[Opening INFORMATION SHOWN section]

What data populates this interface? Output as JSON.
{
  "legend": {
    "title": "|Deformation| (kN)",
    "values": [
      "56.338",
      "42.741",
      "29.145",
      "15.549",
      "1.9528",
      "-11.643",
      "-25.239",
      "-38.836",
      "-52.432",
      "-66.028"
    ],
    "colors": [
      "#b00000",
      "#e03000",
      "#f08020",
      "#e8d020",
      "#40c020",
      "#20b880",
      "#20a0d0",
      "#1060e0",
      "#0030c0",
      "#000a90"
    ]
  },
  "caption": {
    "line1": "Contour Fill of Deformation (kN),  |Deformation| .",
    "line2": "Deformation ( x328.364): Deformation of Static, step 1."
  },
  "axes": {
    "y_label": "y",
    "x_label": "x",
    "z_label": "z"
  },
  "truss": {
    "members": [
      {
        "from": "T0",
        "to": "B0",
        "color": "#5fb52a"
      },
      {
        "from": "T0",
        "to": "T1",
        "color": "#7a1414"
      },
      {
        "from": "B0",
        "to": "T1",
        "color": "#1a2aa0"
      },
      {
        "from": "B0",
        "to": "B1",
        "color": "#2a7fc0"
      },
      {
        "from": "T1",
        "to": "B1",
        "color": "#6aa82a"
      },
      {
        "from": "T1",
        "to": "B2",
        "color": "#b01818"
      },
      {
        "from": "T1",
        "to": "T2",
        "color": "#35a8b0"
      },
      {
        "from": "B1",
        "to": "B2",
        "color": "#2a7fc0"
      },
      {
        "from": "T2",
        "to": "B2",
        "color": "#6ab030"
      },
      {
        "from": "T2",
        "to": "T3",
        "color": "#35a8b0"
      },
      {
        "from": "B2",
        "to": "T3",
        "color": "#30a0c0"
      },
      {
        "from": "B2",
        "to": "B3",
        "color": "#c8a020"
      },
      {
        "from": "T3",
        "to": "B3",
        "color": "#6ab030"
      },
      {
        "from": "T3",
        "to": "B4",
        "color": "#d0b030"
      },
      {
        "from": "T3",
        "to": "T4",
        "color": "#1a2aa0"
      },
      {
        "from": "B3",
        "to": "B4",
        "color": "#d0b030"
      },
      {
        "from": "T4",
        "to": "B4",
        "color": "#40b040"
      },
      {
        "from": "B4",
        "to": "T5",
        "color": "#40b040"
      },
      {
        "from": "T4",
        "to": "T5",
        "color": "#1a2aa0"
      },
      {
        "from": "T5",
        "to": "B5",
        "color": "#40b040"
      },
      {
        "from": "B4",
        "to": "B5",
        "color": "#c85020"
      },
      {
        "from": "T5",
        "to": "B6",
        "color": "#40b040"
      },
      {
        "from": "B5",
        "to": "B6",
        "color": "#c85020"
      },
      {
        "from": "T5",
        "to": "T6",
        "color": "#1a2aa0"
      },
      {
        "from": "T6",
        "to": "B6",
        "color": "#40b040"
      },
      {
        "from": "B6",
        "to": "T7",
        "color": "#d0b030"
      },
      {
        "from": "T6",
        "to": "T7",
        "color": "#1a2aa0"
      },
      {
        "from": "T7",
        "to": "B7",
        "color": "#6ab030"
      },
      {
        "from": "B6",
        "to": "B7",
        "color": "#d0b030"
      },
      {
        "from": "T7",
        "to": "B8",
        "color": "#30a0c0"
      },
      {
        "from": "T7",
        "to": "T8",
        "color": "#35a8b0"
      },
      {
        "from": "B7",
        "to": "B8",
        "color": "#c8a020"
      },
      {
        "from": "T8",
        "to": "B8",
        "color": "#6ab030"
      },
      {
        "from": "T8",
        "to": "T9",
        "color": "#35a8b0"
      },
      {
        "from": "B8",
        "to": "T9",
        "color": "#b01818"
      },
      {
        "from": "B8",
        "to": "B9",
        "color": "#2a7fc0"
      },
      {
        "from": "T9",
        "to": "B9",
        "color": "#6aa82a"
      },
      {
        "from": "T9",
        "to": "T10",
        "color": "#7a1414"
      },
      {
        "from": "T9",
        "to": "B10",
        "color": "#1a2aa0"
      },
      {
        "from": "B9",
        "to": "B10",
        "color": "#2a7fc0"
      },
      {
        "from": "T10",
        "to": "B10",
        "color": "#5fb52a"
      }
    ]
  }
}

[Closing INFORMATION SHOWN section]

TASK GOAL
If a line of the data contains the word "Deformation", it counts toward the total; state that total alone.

WRITTEN SOLUTION
3